* Task:
All that is needed is the number of lines in the records that contain the word "birth", stated without anything else.

*** Material for the task

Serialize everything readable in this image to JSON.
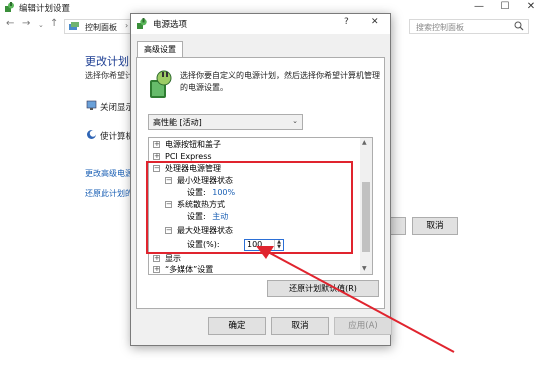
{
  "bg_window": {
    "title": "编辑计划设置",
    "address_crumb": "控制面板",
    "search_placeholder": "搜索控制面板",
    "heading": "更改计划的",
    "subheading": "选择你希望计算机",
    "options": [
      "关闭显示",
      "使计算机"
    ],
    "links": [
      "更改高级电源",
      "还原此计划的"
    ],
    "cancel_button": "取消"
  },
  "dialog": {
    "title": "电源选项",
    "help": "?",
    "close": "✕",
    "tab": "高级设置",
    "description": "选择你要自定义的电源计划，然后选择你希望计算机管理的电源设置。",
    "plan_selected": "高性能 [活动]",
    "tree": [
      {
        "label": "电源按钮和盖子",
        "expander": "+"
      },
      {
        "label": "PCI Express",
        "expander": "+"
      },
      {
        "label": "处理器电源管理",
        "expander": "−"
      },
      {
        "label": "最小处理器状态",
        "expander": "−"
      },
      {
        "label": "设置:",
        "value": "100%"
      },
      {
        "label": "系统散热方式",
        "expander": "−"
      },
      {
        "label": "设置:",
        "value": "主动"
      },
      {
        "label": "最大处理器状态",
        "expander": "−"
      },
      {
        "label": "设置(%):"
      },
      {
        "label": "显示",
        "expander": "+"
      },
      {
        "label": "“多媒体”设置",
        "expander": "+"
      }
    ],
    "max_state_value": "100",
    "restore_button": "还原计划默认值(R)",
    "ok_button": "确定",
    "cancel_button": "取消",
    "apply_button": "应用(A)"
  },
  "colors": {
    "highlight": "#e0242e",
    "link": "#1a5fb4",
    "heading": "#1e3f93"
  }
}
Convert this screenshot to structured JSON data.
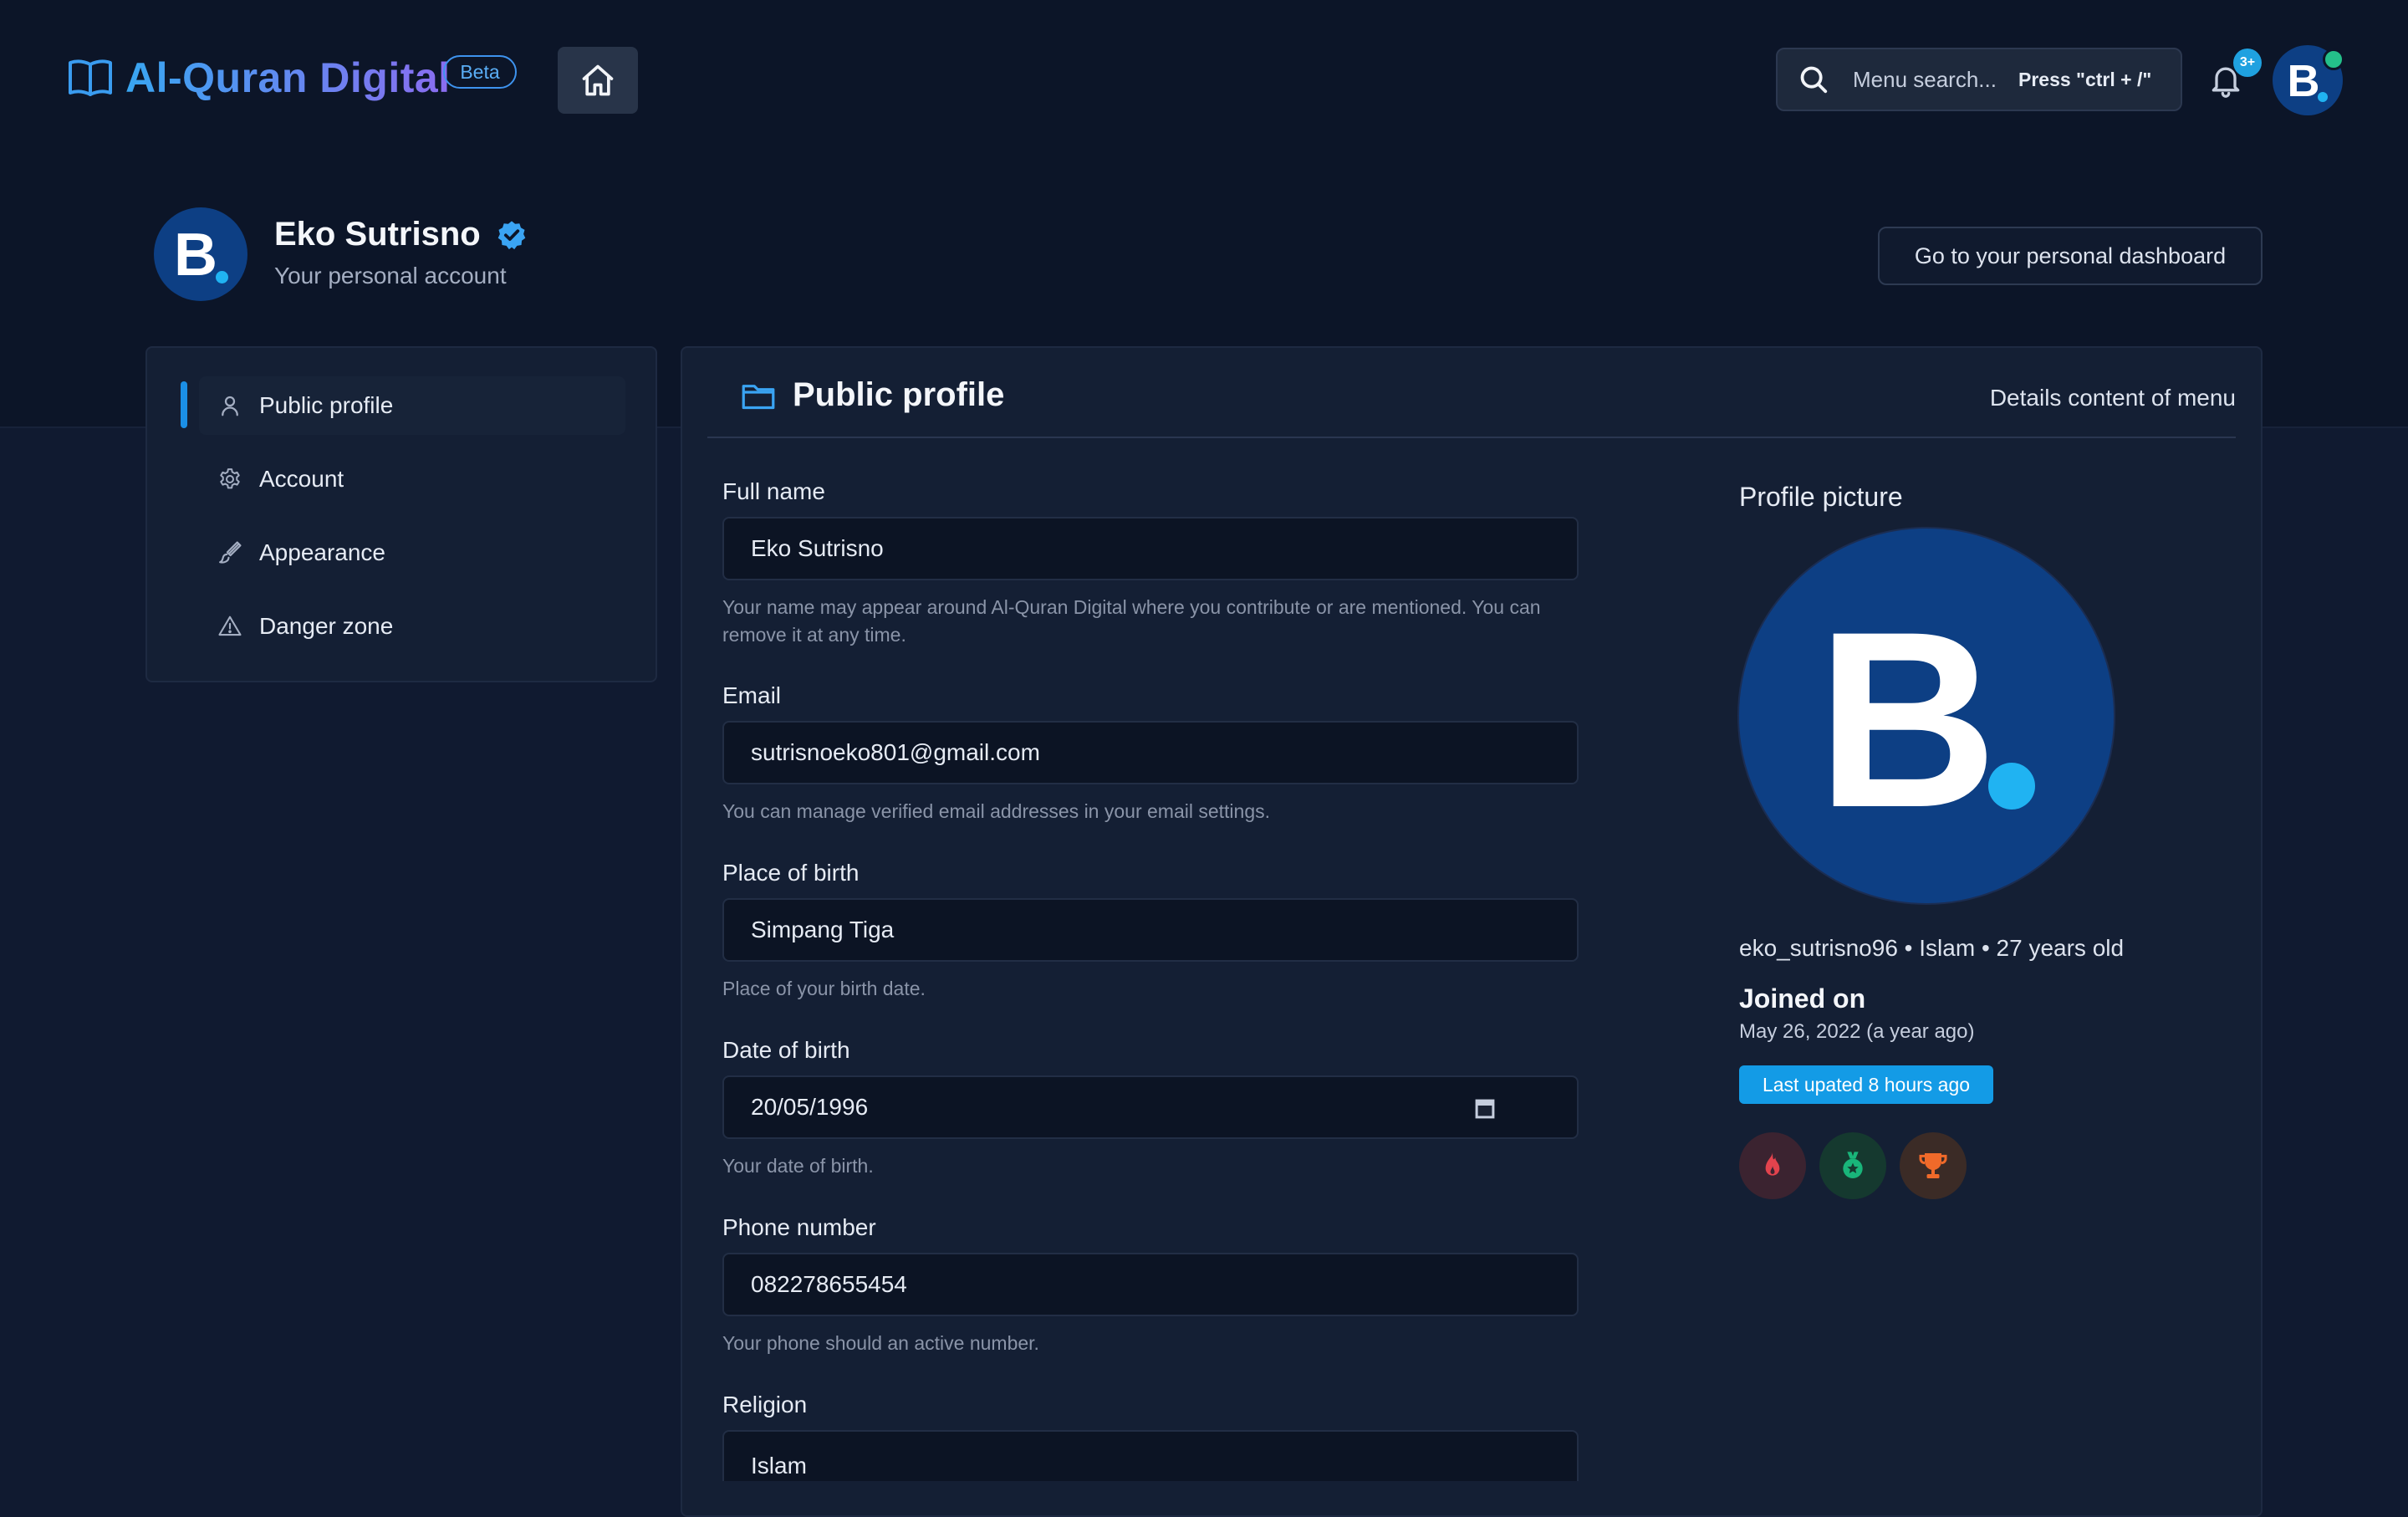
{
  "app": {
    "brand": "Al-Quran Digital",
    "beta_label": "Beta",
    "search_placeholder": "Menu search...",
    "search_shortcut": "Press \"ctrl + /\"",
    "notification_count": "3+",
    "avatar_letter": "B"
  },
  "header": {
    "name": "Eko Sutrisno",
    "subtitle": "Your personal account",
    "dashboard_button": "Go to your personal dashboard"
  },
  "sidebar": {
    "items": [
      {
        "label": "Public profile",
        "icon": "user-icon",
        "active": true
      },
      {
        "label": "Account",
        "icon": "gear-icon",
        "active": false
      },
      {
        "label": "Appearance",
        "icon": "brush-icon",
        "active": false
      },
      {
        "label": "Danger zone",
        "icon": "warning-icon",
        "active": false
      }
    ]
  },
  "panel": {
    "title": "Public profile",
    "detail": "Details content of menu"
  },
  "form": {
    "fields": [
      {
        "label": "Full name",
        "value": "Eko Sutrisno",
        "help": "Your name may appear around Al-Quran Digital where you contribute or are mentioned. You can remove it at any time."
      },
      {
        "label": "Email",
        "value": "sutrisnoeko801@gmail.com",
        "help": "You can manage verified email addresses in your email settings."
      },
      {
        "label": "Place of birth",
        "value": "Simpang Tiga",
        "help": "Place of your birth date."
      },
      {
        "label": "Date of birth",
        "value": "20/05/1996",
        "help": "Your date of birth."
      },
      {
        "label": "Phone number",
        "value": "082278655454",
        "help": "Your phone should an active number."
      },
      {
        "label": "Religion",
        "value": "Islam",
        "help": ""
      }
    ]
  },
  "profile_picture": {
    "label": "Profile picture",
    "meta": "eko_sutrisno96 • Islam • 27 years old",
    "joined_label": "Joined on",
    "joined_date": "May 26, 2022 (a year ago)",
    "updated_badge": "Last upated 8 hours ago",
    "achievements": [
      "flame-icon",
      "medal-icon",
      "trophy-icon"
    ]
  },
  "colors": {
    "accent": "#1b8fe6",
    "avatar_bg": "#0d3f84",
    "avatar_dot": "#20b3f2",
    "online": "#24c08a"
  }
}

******

* Solved exercise:
4